What would drive Sony BMG to such a course of action? Blame that slippery new genie, digital media, which seems to want information to not only be free, but infinitely mutable into new works as well. Once it’s granted a few wishes, it’s hard to get it back in the bottle, and the one wish it won’t grant is that the bottle had never been opened in the first place.
Faced with rampant file sharing that is based on CDs, music companies now want to nip the rip in the bud: put DRM software on customers’ PCs that will control how they use a CD’s digital tracks. Of course, it would be better from their perspective if such controls were built in to the operating system, but, if not, a little deep digital surgery can add lacking functionality.
The potential result for consumers is multiple DRM modifications to their PCs that may conflict with each other, open security holes, deny legitimate use, and have other negative side effects.
In the hullabaloo over the technical aspects of the Sony BMG DRM fiasco, it’s important not to lose sight of this: your CD is now licensed. First sale rights are gone, fair use is gone, and the license reigns supreme.
Pity the poor music librarian, who was already struggling to figure out how to deal with digital audio reserves.

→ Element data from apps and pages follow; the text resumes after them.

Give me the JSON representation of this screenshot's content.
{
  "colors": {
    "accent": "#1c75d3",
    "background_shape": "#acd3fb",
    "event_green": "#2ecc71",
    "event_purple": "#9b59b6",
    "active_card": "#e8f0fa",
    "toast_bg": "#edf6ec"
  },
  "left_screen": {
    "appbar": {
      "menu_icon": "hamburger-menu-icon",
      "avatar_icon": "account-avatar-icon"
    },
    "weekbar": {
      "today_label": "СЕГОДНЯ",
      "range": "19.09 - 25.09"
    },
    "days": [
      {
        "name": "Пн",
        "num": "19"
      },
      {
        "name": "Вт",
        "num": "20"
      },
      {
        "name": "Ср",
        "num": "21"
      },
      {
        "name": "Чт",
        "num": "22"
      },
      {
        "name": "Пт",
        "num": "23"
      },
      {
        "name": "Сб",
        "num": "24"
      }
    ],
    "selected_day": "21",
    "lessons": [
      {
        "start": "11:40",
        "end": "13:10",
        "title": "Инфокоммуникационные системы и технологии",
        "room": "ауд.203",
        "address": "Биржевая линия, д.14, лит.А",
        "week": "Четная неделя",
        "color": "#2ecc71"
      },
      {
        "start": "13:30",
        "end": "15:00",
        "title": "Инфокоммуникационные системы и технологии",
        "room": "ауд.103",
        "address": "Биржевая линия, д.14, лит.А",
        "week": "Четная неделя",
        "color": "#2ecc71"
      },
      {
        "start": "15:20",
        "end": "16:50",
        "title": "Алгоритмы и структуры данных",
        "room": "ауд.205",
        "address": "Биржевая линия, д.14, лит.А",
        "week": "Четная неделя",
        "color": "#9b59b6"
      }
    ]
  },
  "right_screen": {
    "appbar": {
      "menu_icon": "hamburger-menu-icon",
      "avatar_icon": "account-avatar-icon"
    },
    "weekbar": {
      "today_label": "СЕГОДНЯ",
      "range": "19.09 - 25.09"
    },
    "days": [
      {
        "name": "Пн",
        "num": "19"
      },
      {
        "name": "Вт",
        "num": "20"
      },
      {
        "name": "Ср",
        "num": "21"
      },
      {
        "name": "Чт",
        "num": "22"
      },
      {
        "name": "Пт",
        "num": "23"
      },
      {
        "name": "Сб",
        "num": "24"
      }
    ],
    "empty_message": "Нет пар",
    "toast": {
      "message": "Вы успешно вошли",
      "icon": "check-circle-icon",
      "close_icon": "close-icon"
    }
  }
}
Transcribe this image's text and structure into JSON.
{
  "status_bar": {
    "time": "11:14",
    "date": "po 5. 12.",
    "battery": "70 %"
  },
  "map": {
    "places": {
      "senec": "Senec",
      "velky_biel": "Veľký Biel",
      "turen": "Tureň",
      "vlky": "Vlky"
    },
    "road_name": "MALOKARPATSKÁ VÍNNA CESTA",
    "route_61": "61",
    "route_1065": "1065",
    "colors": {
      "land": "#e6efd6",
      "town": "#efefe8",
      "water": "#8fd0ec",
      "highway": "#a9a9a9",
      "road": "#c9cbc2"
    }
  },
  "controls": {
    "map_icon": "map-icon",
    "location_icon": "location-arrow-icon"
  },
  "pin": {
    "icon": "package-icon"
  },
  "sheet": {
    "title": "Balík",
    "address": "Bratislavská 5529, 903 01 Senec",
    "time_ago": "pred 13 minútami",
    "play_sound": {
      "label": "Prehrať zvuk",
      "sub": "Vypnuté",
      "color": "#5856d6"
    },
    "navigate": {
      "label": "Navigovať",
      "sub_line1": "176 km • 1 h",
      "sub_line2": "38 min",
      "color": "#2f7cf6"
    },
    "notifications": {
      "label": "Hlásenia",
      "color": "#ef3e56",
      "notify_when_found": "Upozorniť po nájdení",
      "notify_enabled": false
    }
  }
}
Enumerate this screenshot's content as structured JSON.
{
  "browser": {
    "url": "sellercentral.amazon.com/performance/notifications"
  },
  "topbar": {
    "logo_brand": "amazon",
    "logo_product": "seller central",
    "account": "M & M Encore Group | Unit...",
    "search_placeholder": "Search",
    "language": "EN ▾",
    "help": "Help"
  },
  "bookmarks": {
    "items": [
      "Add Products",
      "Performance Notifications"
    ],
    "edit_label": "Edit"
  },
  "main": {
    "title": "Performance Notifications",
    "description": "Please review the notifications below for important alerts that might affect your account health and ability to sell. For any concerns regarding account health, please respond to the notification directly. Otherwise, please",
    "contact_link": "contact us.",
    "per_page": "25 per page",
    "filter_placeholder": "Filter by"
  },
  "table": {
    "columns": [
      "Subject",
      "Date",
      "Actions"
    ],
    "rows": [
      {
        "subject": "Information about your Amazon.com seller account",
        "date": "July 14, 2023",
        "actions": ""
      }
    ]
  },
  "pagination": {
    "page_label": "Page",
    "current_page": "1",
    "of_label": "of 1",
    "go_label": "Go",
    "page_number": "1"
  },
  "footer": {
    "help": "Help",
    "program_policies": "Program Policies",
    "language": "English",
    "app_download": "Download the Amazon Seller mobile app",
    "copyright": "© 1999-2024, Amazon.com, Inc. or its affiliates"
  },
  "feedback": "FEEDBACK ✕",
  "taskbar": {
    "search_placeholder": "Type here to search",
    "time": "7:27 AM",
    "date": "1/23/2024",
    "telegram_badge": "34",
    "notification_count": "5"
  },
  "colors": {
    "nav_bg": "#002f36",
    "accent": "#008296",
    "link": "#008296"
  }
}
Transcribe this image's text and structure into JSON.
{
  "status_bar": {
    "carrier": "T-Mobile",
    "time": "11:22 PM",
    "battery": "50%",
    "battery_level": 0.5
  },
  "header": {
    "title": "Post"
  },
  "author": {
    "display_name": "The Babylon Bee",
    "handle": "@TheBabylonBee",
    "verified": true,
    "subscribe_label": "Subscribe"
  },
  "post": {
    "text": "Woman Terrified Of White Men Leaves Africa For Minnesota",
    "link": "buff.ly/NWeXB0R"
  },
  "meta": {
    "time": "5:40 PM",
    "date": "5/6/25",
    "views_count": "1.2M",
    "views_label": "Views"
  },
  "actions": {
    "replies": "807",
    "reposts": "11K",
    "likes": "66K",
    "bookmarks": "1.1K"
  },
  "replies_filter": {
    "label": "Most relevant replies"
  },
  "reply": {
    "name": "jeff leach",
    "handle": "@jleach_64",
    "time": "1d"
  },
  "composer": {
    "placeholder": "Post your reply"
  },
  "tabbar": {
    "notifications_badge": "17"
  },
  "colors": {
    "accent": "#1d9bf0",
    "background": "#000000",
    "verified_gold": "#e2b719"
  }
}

Between DRM-protected tracks from services such as iTunes and DRM-protected CDs that modify their PCs, they "live in interesting times."
While the Sony BMG fiasco has certain serio-comic aspects to it, rest assured that music (and other entertainment companies) will eventually iron out the most obvious kinks in the context of operating systems that are designed for intrinsic DRM support and, after some bumps in the road, a new era of DRM-protected digital multimedia will dawn.
That is, it will dawn unless musicians, other digital media creators, and consumers do something about it first.